The book, heralded as one of the 10 best science books of 2020 by Smithsonian magazine, adresses a present and future characterised by climate change, with the awareness that – as climate science highlights – some repercussions are already inevitable whilst focusing on not giving up on “what can be saved”.
The title of the book takes its inspiration from a poem by the feminist writer Adrienne Rich. “My heart is moved by all I cannot save” she wrote in 1977. “Our hearts are deeply moved by all we cannot save, but also by all that we still can, knowing that all we still can is very much dependant on a ‘we’ rather than an ‘I’” affirms Dr. Katharine Wilkinson, as she explains the story behind the book’s title. “We need TRUTH: both scientific facts and wide-open eyes about where we are. We need bold hearts and COURAGE to keep moving forward. And we need SOLUTIONS to re-create, rebuild, renew a world that is currently deeply out of step, at least in dominant society, with the living system of the planet.”

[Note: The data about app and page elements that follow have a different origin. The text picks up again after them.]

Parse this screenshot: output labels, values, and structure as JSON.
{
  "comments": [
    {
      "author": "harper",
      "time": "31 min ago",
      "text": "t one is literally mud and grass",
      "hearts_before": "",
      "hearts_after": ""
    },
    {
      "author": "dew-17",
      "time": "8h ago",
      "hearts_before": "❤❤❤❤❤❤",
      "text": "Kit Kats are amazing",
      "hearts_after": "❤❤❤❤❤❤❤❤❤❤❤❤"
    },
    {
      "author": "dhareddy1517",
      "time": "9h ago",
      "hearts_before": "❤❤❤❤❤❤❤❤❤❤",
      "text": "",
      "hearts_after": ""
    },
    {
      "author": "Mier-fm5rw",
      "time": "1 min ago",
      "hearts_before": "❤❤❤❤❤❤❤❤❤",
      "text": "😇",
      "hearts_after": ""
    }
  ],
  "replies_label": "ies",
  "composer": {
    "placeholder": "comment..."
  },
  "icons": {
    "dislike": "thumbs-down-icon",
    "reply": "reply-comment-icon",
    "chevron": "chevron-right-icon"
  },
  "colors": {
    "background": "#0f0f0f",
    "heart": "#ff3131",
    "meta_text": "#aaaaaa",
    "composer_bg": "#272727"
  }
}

Dr. Katharine K. Wilkinson, PhD in geography and environment at the Univrsity of Oxford, is an author, strategist, and teacher, who was named as one of 15 “women who will save the world” by Time magazine. In editing the anthology, she paired with Dr. Ayana Elizabeth Johnson, PhD in marine biology from Scripps Institution of Oceanography in San Diego. Policy expert and writer, she is the founder and CEO of Ocean Collectiv, a consulting firm for conservation solutions grounded in social justice, and founder of Urban Ocean Lab, a think tank for the future of coastal cities.
“When Katharine and I first started to think about what it would mean to gather women leading on climate, what it would mean to instigate and model the change that we wanted to see in the leadership of the climate movement, we found ourselves stuck in the trap of language around ‘war metaphors’. Are we ‘fighting climate change’? Are we ‘defeating’ it? All these metaphors are waging a war against, are building an army to take it down, and of course we are not at war with the atmosphere… Therefore, we thought very deeply about the power of words, and we have been referring to the transformation that we want to see as a feminist climate renaissance, as a rebirth, as a reimagining. Renaissance is not a revolution, it is not a resistance, it is a rebirth” explains Dr. Johnson.
“I often say…the best thing that you can do as an individual is to stop thinking of yourself as strictly an individual and start thinking of yourself as part of a collective. And, now, how do you want to operate as a part of that collective?” @MaryHeglar https://t.co/iEXzSUXKrv
— allwecansave (@allwecansave) February 10, 2021
From the writings collected in the anthology, the editors observed the emergence of peculiar characteristics of a feminine climate leadership rooted in compassion, connection, creativity, and collaboration, shared by many women and girls that are making contributions to climate action worldwide. They describe the climate crisis as a leadership crisis and encourage a transformational leadership, which they propose to be a feminine and feminist climate leadership.
The “feminist climate renaissance”, as they explain in the book, has a clear focus on making change, rather than being in charge, moving beyond competition and control. In the feminist climate renaissance, the climate crisis is addressed with the intention of healing systemic injustices. It integrates head and heart, scientific rigor with psychological and spiritual dimensions. And finally, there is the recognition that building community is a requisite foundation for building a better world.
The new leadership is open to people of any gender, but it must embrace the above mentioned stereotypically feminine characteristics to address climate change: “We must rebalance decision-making. We need everybody,” adds Johnson.
To foster this change, authors launched the All We Can Save Project, which builds communities for women engaged in the climate area, invests in learning and education, and offers direct financial support to women climate leaders.